This month’s witchcraft is about making poppets.
A poppet is a figure representing a person or animal and is used in spells. Poppets date back to Babylonia and Mesopotamia, and can be made from clay, cloth, wax, fruit, sticks, dolls or other materials. The magic works on the principles of similarity and associated contact – a witch will effect change through use of the icon.
Like other ritual tools, once made, the poppet needs to be consecrated, named and dedicated to the work in hand. It can be infused with your personal energy and intentions by breathing life into the figure. Once created and magically charged, whatever action is performed upon the poppet will cause a similar effect on the person it represents. That’s why the more like the poppet is made to resemble the individual it represents, the better.
Poppets can also be made in the likeness of a god or goddess. Corn dollies are poppets, as are voodoo dolls and the Brigid dolls placed in beds on Imbolc.
In my practice, I’ve made poppets to represent myself and the characteristics I wished to embody, and I’ve made poppets to be used in binding rituals as a way to defend myself – wrapping them in red ribbon and burying them to keep the person from harming me, themselves or others.
Poppets and binding can also combine to hold a spirit – for example, binding the powers of the Goddess Diana into a poppet and giving it to a pregnant woman for protection during childbirth.
The money poppet in the accompanying photo was made by a witch as part of a money spell. In addition to the images of money imprinted on the fabric, it is stuffed with herbs and objects meant to attract money. It sits on her altar and she’s gotten through some incredibly difficult financial times.
Research can help you identify the materials that will best mesh with your desired outcome.
If the poppet is not burned or buried as part of your ritual, keep it safe.

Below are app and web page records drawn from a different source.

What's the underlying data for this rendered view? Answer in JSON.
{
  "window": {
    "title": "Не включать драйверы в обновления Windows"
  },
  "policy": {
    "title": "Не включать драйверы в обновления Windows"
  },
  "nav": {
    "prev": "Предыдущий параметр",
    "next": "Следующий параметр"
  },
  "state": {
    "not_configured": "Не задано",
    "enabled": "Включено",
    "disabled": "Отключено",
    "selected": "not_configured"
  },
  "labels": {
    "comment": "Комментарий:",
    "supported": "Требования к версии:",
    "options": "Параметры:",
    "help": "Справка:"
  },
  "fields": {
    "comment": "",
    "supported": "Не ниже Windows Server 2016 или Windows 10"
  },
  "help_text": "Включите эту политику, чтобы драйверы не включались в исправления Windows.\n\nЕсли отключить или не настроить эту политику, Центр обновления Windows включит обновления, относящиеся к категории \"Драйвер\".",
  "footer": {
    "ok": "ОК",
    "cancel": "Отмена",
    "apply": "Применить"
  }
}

It can be stored with some salt or other appropriate gems or herbs – all wrapped in white cloth. When it is no longer desired, it can be undone in the same order it was made or it can be left in the woods with an offering from which you walk away without looking back.
And merry meet again.